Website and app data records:
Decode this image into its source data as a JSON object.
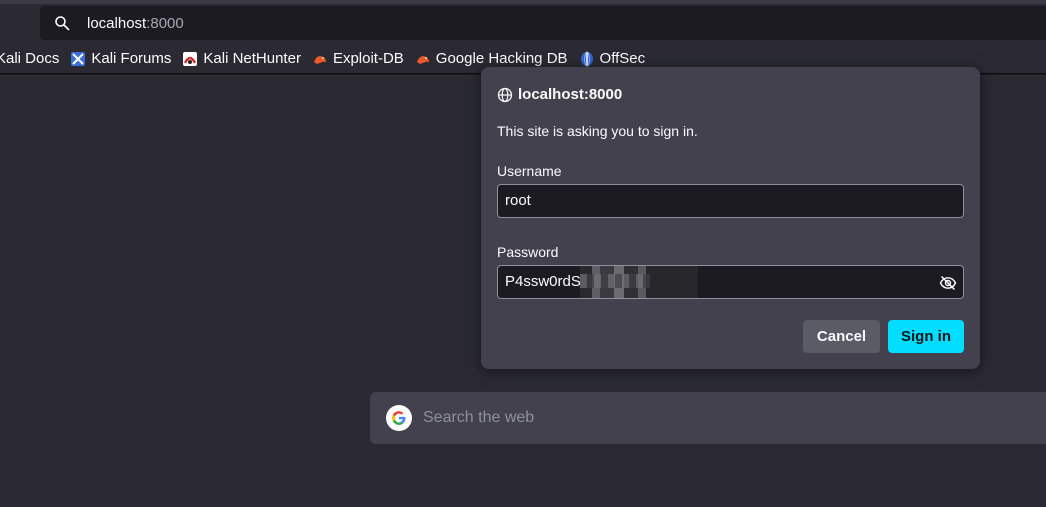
{
  "urlbar": {
    "host": "localhost",
    "port": ":8000",
    "icon": "search-icon"
  },
  "bookmarks": [
    {
      "label": "Kali Docs",
      "icon": "kali-docs-icon"
    },
    {
      "label": "Kali Forums",
      "icon": "kali-forums-icon"
    },
    {
      "label": "Kali NetHunter",
      "icon": "kali-nethunter-icon"
    },
    {
      "label": "Exploit-DB",
      "icon": "exploit-db-icon"
    },
    {
      "label": "Google Hacking DB",
      "icon": "google-hacking-db-icon"
    },
    {
      "label": "OffSec",
      "icon": "offsec-icon"
    }
  ],
  "dialog": {
    "host": "localhost:8000",
    "message": "This site is asking you to sign in.",
    "username_label": "Username",
    "username_value": "root",
    "password_label": "Password",
    "password_visible": "P4ssw0rdS",
    "cancel_label": "Cancel",
    "signin_label": "Sign in"
  },
  "newtab": {
    "search_placeholder": "Search the web"
  },
  "colors": {
    "accent": "#00ddff",
    "panel": "#42414d",
    "background": "#2b2a33"
  }
}
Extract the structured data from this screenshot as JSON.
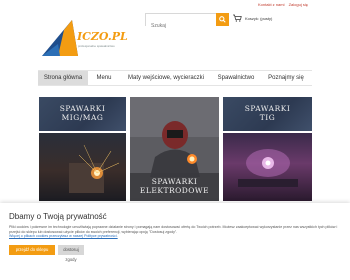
{
  "top_links": {
    "contact": "Kontakt z nami",
    "login": "Zaloguj się"
  },
  "logo": {
    "text": "ICZO.PL",
    "tagline": "profesjonalne spawalnictwo"
  },
  "search": {
    "placeholder": "Szukaj"
  },
  "cart": {
    "label": "Koszyk: (pusty)"
  },
  "nav": {
    "items": [
      {
        "label": "Strona główna",
        "active": true
      },
      {
        "label": "Menu",
        "active": false
      },
      {
        "label": "Maty wejściowe, wycieraczki",
        "active": false
      },
      {
        "label": "Spawalnictwo",
        "active": false
      },
      {
        "label": "Poznajmy się",
        "active": false
      }
    ]
  },
  "tiles": {
    "mig_mag": {
      "line1": "SPAWARKI",
      "line2": "MIG/MAG"
    },
    "tig": {
      "line1": "SPAWARKI",
      "line2": "TIG"
    },
    "electrode": {
      "line1": "SPAWARKI",
      "line2": "ELEKTRODOWE"
    }
  },
  "cookie": {
    "title": "Dbamy o Twoją prywatność",
    "text": "Pliki cookies i pokrewne im technologie umożliwiają poprawne działanie strony i pomagają nam dostosować ofertę do Twoich potrzeb. Możesz zaakceptować wykorzystanie przez nas wszystkich tych plików i przejść do sklepu lub dostosować użycie plików do swoich preferencji, wybierając opcję \"Dostosuj zgody\".",
    "link": "Więcej o plikach cookies przeczytasz w naszej Polityce prywatności.",
    "accept_label": "przejdź do sklepu",
    "customize_label": "dostosuj zgody"
  },
  "colors": {
    "accent": "#f39c12",
    "logo_blue": "#1f4e8c"
  }
}
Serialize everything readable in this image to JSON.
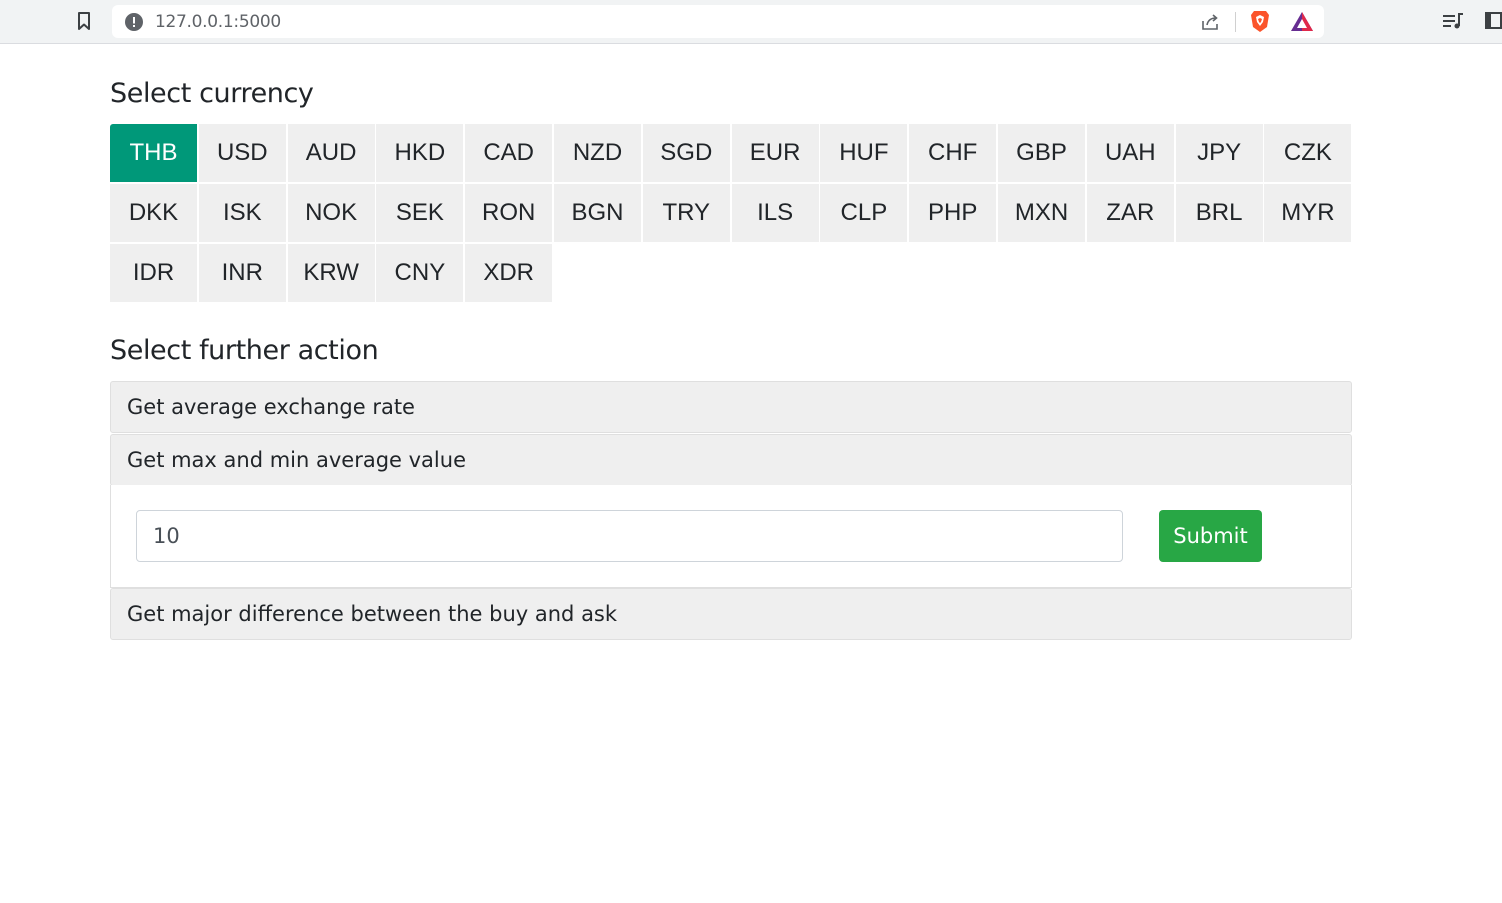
{
  "browser": {
    "url": "127.0.0.1:5000",
    "icons": [
      "bookmark-icon",
      "info-icon",
      "share-icon",
      "brave-shield-icon",
      "brave-rewards-icon",
      "playlist-icon",
      "sidebar-icon"
    ]
  },
  "currency_section": {
    "title": "Select currency",
    "selected": "THB",
    "rows": [
      [
        "THB",
        "USD",
        "AUD",
        "HKD",
        "CAD",
        "NZD",
        "SGD",
        "EUR",
        "HUF",
        "CHF",
        "GBP",
        "UAH",
        "JPY",
        "CZK"
      ],
      [
        "DKK",
        "ISK",
        "NOK",
        "SEK",
        "RON",
        "BGN",
        "TRY",
        "ILS",
        "CLP",
        "PHP",
        "MXN",
        "ZAR",
        "BRL",
        "MYR"
      ],
      [
        "IDR",
        "INR",
        "KRW",
        "CNY",
        "XDR"
      ]
    ]
  },
  "action_section": {
    "title": "Select further action",
    "actions": [
      {
        "label": "Get average exchange rate"
      },
      {
        "label": "Get max and min average value"
      },
      {
        "label": "Get major difference between the buy and ask"
      }
    ],
    "expanded_index": 1,
    "input_value": "10",
    "submit_label": "Submit"
  },
  "colors": {
    "accent_selected": "#009879",
    "submit_green": "#28a745",
    "button_gray": "#efefef"
  }
}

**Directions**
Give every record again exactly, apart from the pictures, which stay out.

**Reply**
Decode this image into its source data as a JSON object.
{
  "urlbar": {
    "host": "localhost",
    "port": ":8000",
    "icon": "search-icon"
  },
  "bookmarks": [
    {
      "label": "Kali Docs",
      "icon": "kali-docs-icon"
    },
    {
      "label": "Kali Forums",
      "icon": "kali-forums-icon"
    },
    {
      "label": "Kali NetHunter",
      "icon": "kali-nethunter-icon"
    },
    {
      "label": "Exploit-DB",
      "icon": "exploit-db-icon"
    },
    {
      "label": "Google Hacking DB",
      "icon": "google-hacking-db-icon"
    },
    {
      "label": "OffSec",
      "icon": "offsec-icon"
    }
  ],
  "dialog": {
    "host": "localhost:8000",
    "message": "This site is asking you to sign in.",
    "username_label": "Username",
    "username_value": "root",
    "password_label": "Password",
    "password_visible": "P4ssw0rdS",
    "cancel_label": "Cancel",
    "signin_label": "Sign in"
  },
  "newtab": {
    "search_placeholder": "Search the web"
  },
  "colors": {
    "accent": "#00ddff",
    "panel": "#42414d",
    "background": "#2b2a33"
  }
}
Extract the structured data from this screenshot as JSON.
{
  "top_links": {
    "contact": "Kontakt z nami",
    "login": "Zaloguj się"
  },
  "logo": {
    "text": "ICZO.PL",
    "tagline": "profesjonalne spawalnictwo"
  },
  "search": {
    "placeholder": "Szukaj"
  },
  "cart": {
    "label": "Koszyk: (pusty)"
  },
  "nav": {
    "items": [
      {
        "label": "Strona główna",
        "active": true
      },
      {
        "label": "Menu",
        "active": false
      },
      {
        "label": "Maty wejściowe, wycieraczki",
        "active": false
      },
      {
        "label": "Spawalnictwo",
        "active": false
      },
      {
        "label": "Poznajmy się",
        "active": false
      }
    ]
  },
  "tiles": {
    "mig_mag": {
      "line1": "SPAWARKI",
      "line2": "MIG/MAG"
    },
    "tig": {
      "line1": "SPAWARKI",
      "line2": "TIG"
    },
    "electrode": {
      "line1": "SPAWARKI",
      "line2": "ELEKTRODOWE"
    }
  },
  "cookie": {
    "title": "Dbamy o Twoją prywatność",
    "text": "Pliki cookies i pokrewne im technologie umożliwiają poprawne działanie strony i pomagają nam dostosować ofertę do Twoich potrzeb. Możesz zaakceptować wykorzystanie przez nas wszystkich tych plików i przejść do sklepu lub dostosować użycie plików do swoich preferencji, wybierając opcję \"Dostosuj zgody\".",
    "link": "Więcej o plikach cookies przeczytasz w naszej Polityce prywatności.",
    "accept_label": "przejdź do sklepu",
    "customize_label": "dostosuj zgody"
  },
  "colors": {
    "accent": "#f39c12",
    "logo_blue": "#1f4e8c"
  }
}
Serialize everything readable in this image to JSON.
{
  "browser": {
    "url": "127.0.0.1:5000",
    "icons": [
      "bookmark-icon",
      "info-icon",
      "share-icon",
      "brave-shield-icon",
      "brave-rewards-icon",
      "playlist-icon",
      "sidebar-icon"
    ]
  },
  "currency_section": {
    "title": "Select currency",
    "selected": "THB",
    "rows": [
      [
        "THB",
        "USD",
        "AUD",
        "HKD",
        "CAD",
        "NZD",
        "SGD",
        "EUR",
        "HUF",
        "CHF",
        "GBP",
        "UAH",
        "JPY",
        "CZK"
      ],
      [
        "DKK",
        "ISK",
        "NOK",
        "SEK",
        "RON",
        "BGN",
        "TRY",
        "ILS",
        "CLP",
        "PHP",
        "MXN",
        "ZAR",
        "BRL",
        "MYR"
      ],
      [
        "IDR",
        "INR",
        "KRW",
        "CNY",
        "XDR"
      ]
    ]
  },
  "action_section": {
    "title": "Select further action",
    "actions": [
      {
        "label": "Get average exchange rate"
      },
      {
        "label": "Get max and min average value"
      },
      {
        "label": "Get major difference between the buy and ask"
      }
    ],
    "expanded_index": 1,
    "input_value": "10",
    "submit_label": "Submit"
  },
  "colors": {
    "accent_selected": "#009879",
    "submit_green": "#28a745",
    "button_gray": "#efefef"
  }
}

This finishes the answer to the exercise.